■ **WHAT YOU HAVE TO DO**: Answer with a single number: how many lines in the listing below include "browser"?

BEGIN LISTED RECORDS

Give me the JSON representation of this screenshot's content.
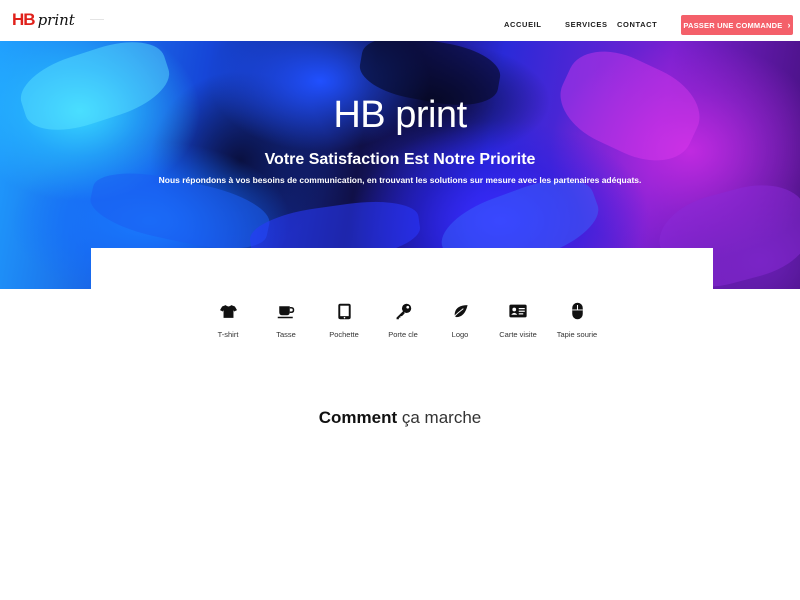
{
  "brand": {
    "hb": "HB",
    "print": "print"
  },
  "nav": {
    "items": [
      {
        "label": "ACCUEIL"
      },
      {
        "label": "SERVICES"
      },
      {
        "label": "CONTACT"
      }
    ],
    "cta_label": "PASSER UNE COMMANDE",
    "cta_icon": "chevron-right-icon",
    "cta_color": "#f4606a"
  },
  "hero": {
    "title": "HB print",
    "subtitle": "Votre Satisfaction Est Notre Priorite",
    "description": "Nous répondons à vos besoins de communication, en trouvant les solutions sur mesure avec les partenaires adéquats."
  },
  "services": [
    {
      "label": "T-shirt",
      "icon": "tshirt-icon"
    },
    {
      "label": "Tasse",
      "icon": "mug-icon"
    },
    {
      "label": "Pochette",
      "icon": "tablet-icon"
    },
    {
      "label": "Porte cle",
      "icon": "key-icon"
    },
    {
      "label": "Logo",
      "icon": "leaf-icon"
    },
    {
      "label": "Carte visite",
      "icon": "id-card-icon"
    },
    {
      "label": "Tapie sourie",
      "icon": "mouse-icon"
    }
  ],
  "how": {
    "strong": "Comment",
    "light": "ça marche"
  }
}
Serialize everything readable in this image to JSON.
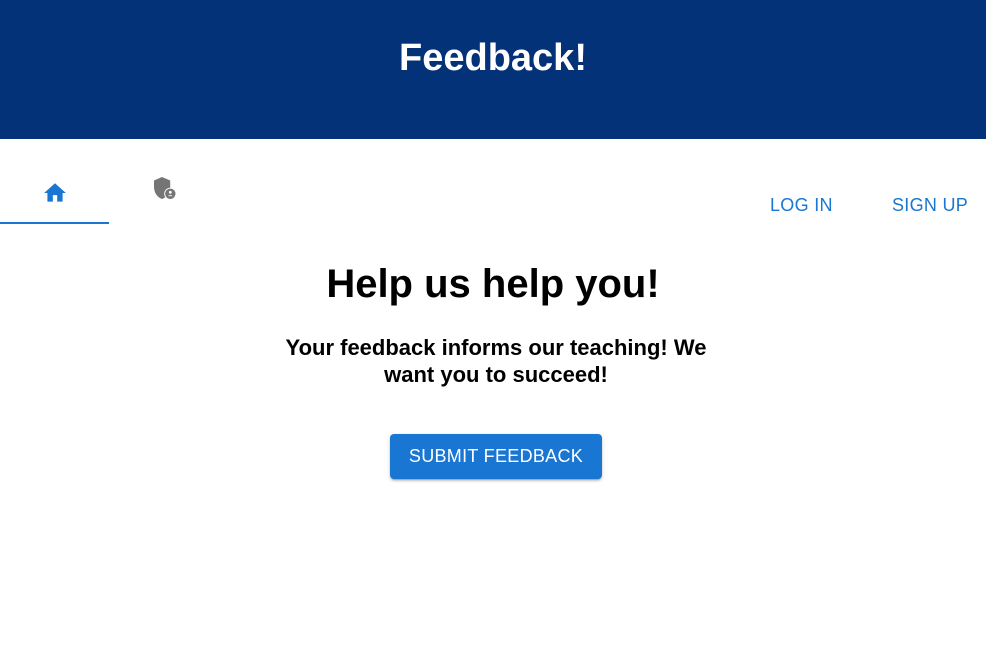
{
  "header": {
    "title": "Feedback!"
  },
  "tabs": [
    {
      "icon": "home-icon",
      "active": true
    },
    {
      "icon": "admin-shield-icon",
      "active": false
    }
  ],
  "nav": {
    "login_label": "LOG IN",
    "signup_label": "SIGN UP"
  },
  "hero": {
    "title": "Help us help you!",
    "subtitle": "Your feedback informs our teaching! We want you to succeed!",
    "button_label": "SUBMIT FEEDBACK"
  },
  "colors": {
    "header_bg": "#043278",
    "primary": "#1976d2",
    "icon_inactive": "#757575"
  }
}
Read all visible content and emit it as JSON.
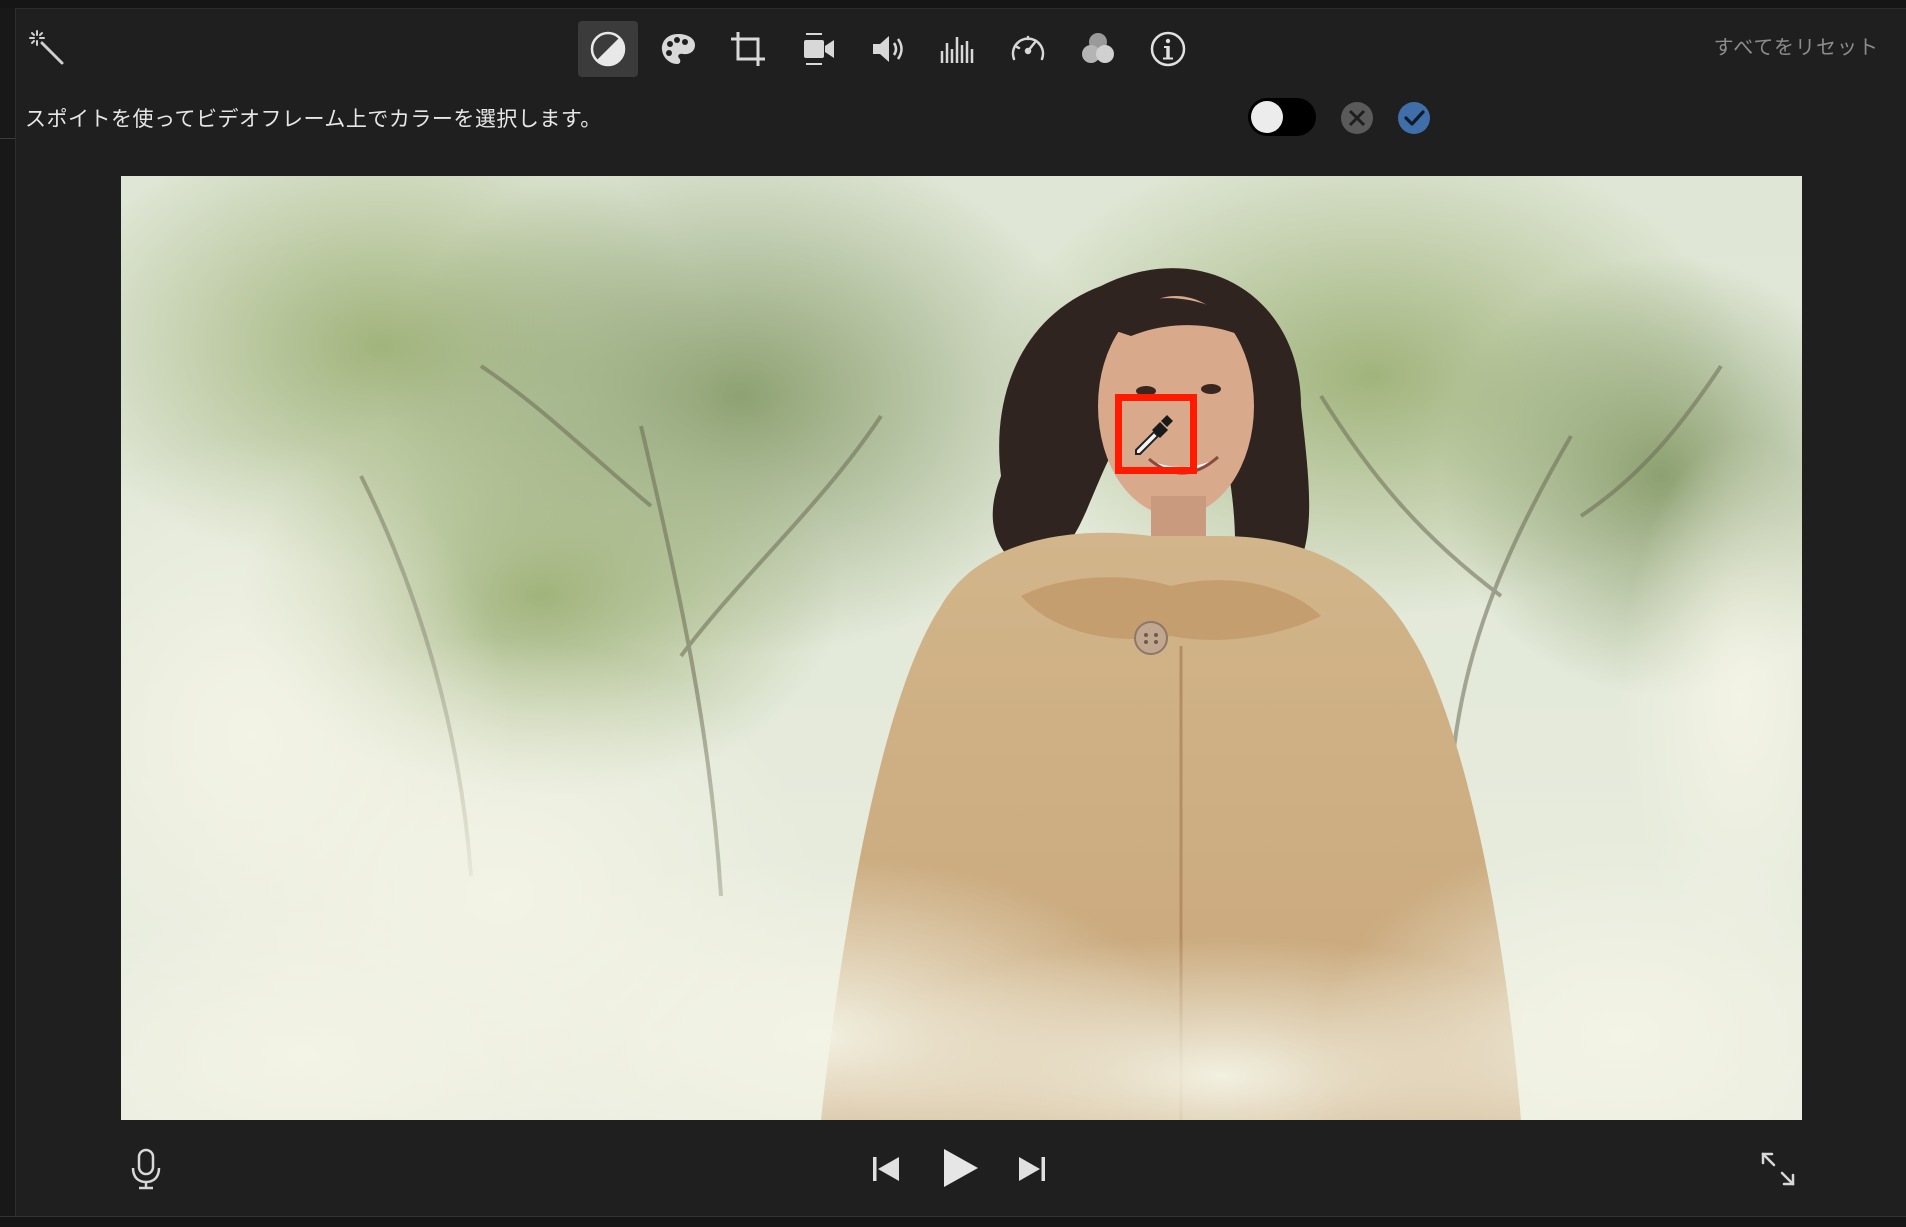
{
  "toolbar": {
    "magic_wand_icon": "magic-wand",
    "tools": [
      {
        "name": "color-balance",
        "icon": "half-circle-icon",
        "active": true
      },
      {
        "name": "color-correction",
        "icon": "palette-icon",
        "active": false
      },
      {
        "name": "crop",
        "icon": "crop-icon",
        "active": false
      },
      {
        "name": "stabilization",
        "icon": "video-camera-icon",
        "active": false
      },
      {
        "name": "volume",
        "icon": "speaker-icon",
        "active": false
      },
      {
        "name": "noise-reduction-equalizer",
        "icon": "equalizer-icon",
        "active": false
      },
      {
        "name": "speed",
        "icon": "speedometer-icon",
        "active": false
      },
      {
        "name": "clip-filter",
        "icon": "overlapping-circles-icon",
        "active": false
      },
      {
        "name": "clip-info",
        "icon": "info-icon",
        "active": false
      }
    ],
    "reset_all_label": "すべてをリセット"
  },
  "instruction": {
    "text": "スポイトを使ってビデオフレーム上でカラーを選択します。",
    "toggle_on": false
  },
  "colors": {
    "accent_blue": "#3f6ea8",
    "highlight_red": "#ff1a00"
  },
  "viewer": {
    "content": "video-frame",
    "eyedropper_icon": "eyedropper-icon"
  },
  "playback": {
    "mic_icon": "microphone-icon",
    "prev_icon": "skip-back-icon",
    "play_icon": "play-icon",
    "next_icon": "skip-forward-icon",
    "fullscreen_icon": "expand-icon"
  }
}
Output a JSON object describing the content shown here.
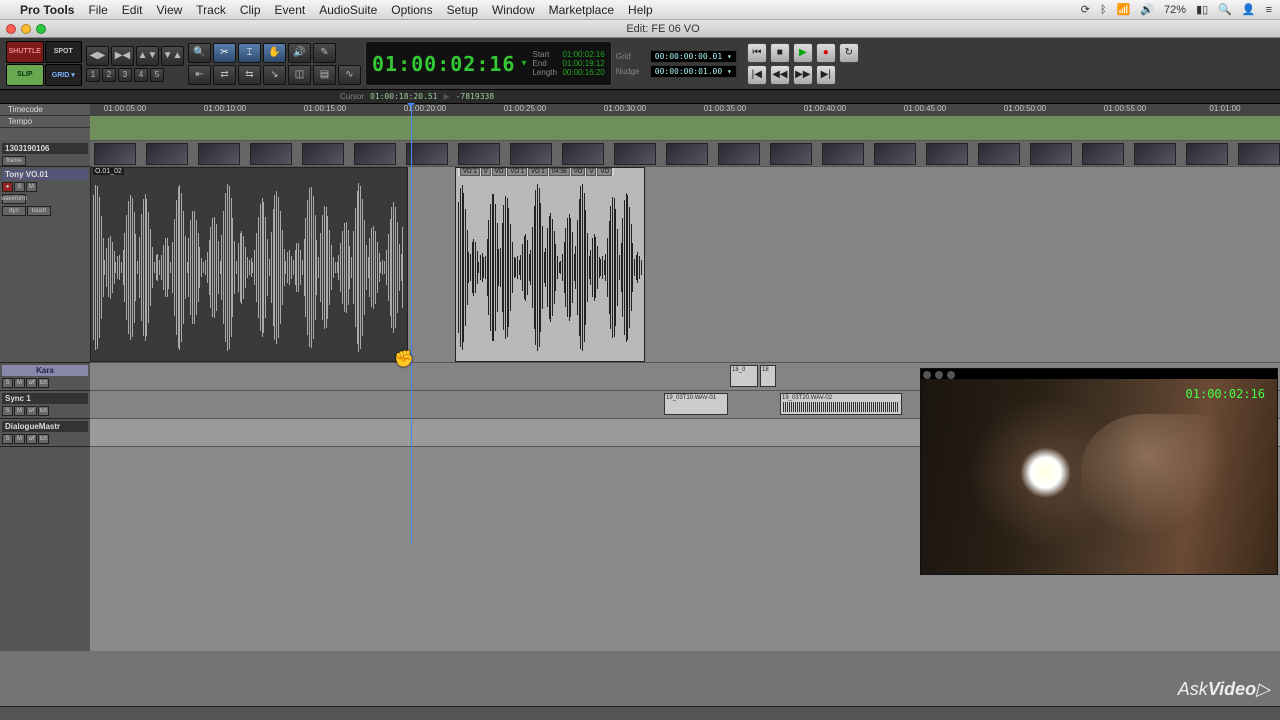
{
  "menubar": {
    "apple": "",
    "app": "Pro Tools",
    "items": [
      "File",
      "Edit",
      "View",
      "Track",
      "Clip",
      "Event",
      "AudioSuite",
      "Options",
      "Setup",
      "Window",
      "Marketplace",
      "Help"
    ]
  },
  "sys": {
    "battery_pct": "72%",
    "search_icon": "🔍",
    "user_icon": "👤",
    "menu_icon": "≡"
  },
  "window": {
    "title": "Edit: FE 06 VO"
  },
  "modes": {
    "shuttle": "SHUTTLE",
    "spot": "SPOT",
    "slip": "SLIP",
    "grid": "GRID ▾"
  },
  "zoom_presets": [
    "1",
    "2",
    "3",
    "4",
    "5"
  ],
  "counter": {
    "main": "01:00:02:16",
    "start_lbl": "Start",
    "start": "01:00:02:16",
    "end_lbl": "End",
    "end": "01:00:19:12",
    "len_lbl": "Length",
    "len": "00:00:16:20"
  },
  "gridnudge": {
    "grid_lbl": "Grid",
    "grid": "00:00:00:00.01 ▾",
    "nudge_lbl": "Nudge",
    "nudge": "00:00:00:01.00 ▾"
  },
  "cursorbar": {
    "lbl": "Cursor",
    "val": "01:00:18:20.51",
    "samples": "-7819338"
  },
  "ruler": {
    "rows": [
      "Timecode",
      "Tempo"
    ],
    "marks": [
      "01:00:05:00",
      "01:00:10:00",
      "01:00:15:00",
      "01:00:20:00",
      "01:00:25:00",
      "01:00:30:00",
      "01:00:35:00",
      "01:00:40:00",
      "01:00:45:00",
      "01:00:50:00",
      "01:00:55:00",
      "01:01:00"
    ]
  },
  "tracks": {
    "video": {
      "name": "1303190106",
      "frame_label": "frame"
    },
    "vo": {
      "name": "Tony VO.01",
      "clip1": "O.01_02",
      "clip2_labels": [
        "VO 1",
        "V",
        "VO",
        "VO 1",
        "VO 1",
        "04:36",
        "VO",
        "V",
        "VO"
      ],
      "view": "waveform",
      "dyn": "dyn",
      "touch": "touch"
    },
    "kara": {
      "name": "Kara",
      "clip_labels": [
        "18_0",
        "18"
      ]
    },
    "sync": {
      "name": "Sync 1",
      "clips": [
        "19_03T10.WAV-01",
        "19_03T20.WAV-02"
      ]
    },
    "dlg": {
      "name": "DialogueMastr"
    },
    "ctrl": {
      "rec": "●",
      "s": "S",
      "m": "M",
      "wf": "wf",
      "tch": "tch"
    }
  },
  "video_overlay": {
    "tc": "01:00:02:16"
  },
  "branding": {
    "ask": "Ask",
    "video": "Video"
  },
  "chart_data": {
    "type": "table",
    "note": "DAW edit window; no chart data"
  }
}
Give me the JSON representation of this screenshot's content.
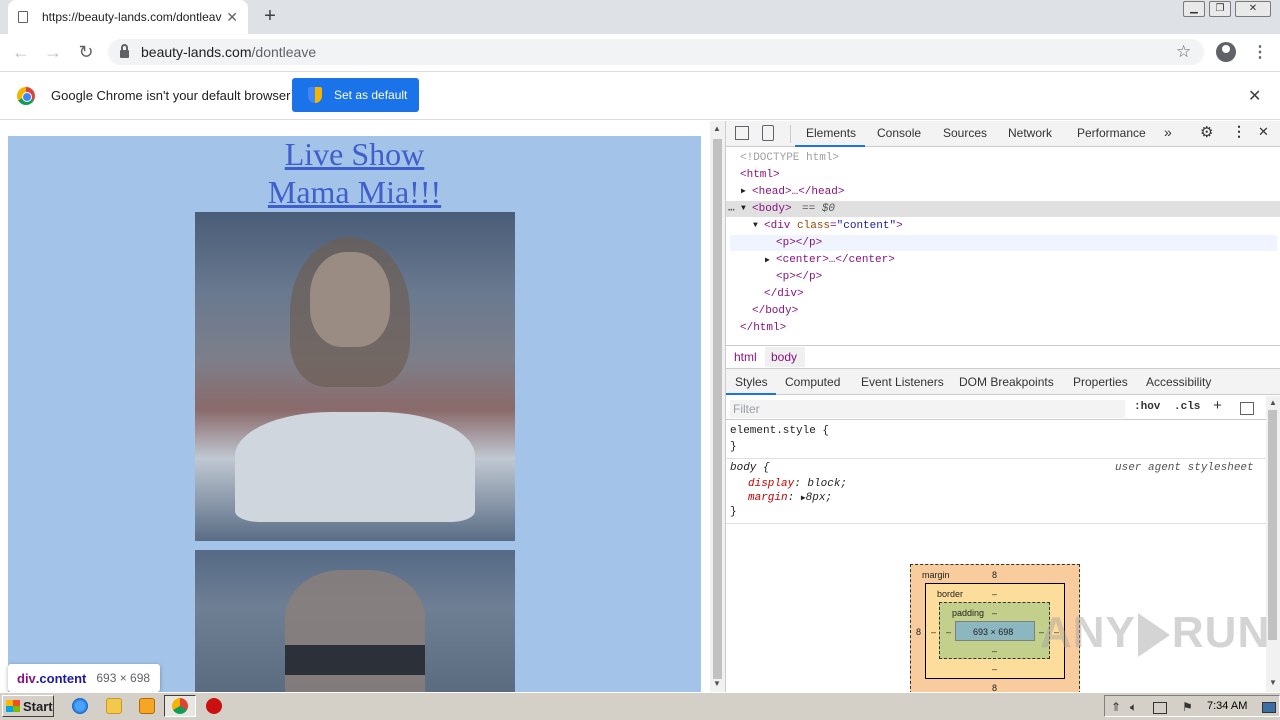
{
  "browser": {
    "tab_title": "https://beauty-lands.com/dontleave",
    "url_host": "beauty-lands.com",
    "url_path": "/dontleave",
    "infobar_text": "Google Chrome isn't your default browser",
    "infobar_button": "Set as default"
  },
  "page": {
    "link1": "Live Show",
    "link2": "Mama Mia!!!",
    "background_color": "#a3c3e8",
    "link_color": "#3e5fcc"
  },
  "tooltip": {
    "tag": "div",
    "cls": ".content",
    "dims": "693 × 698"
  },
  "devtools": {
    "tabs": [
      "Elements",
      "Console",
      "Sources",
      "Network",
      "Performance"
    ],
    "dom": {
      "doctype": "<!DOCTYPE html>",
      "html_open": "<html>",
      "head": "<head>…</head>",
      "body_open": "<body>",
      "body_eq": "== $0",
      "div_tag": "<div ",
      "div_attr": "class",
      "div_val": "\"content\"",
      "p1": "<p></p>",
      "center": "<center>…</center>",
      "p2": "<p></p>",
      "div_close": "</div>",
      "body_close": "</body>",
      "html_close": "</html>"
    },
    "breadcrumbs": [
      "html",
      "body"
    ],
    "styles_tabs": [
      "Styles",
      "Computed",
      "Event Listeners",
      "DOM Breakpoints",
      "Properties",
      "Accessibility"
    ],
    "filter_placeholder": "Filter",
    "hov": ":hov",
    "cls": ".cls",
    "element_style": "element.style {",
    "close_brace": "}",
    "body_selector": "body {",
    "user_agent": "user agent stylesheet",
    "decl1_prop": "display",
    "decl1_val": "block;",
    "decl2_prop": "margin",
    "decl2_val": "8px;",
    "boxmodel": {
      "margin_label": "margin",
      "margin_top": "8",
      "margin_bottom": "8",
      "margin_left": "8",
      "border_label": "border",
      "border_val": "–",
      "padding_label": "padding",
      "padding_val": "–",
      "content_size": "693 × 698"
    }
  },
  "taskbar": {
    "start": "Start",
    "time": "7:34 AM"
  },
  "watermark": {
    "left": "ANY",
    "right": "RUN"
  }
}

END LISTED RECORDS

■ **ANSWER TO THE EXERCISE**: 2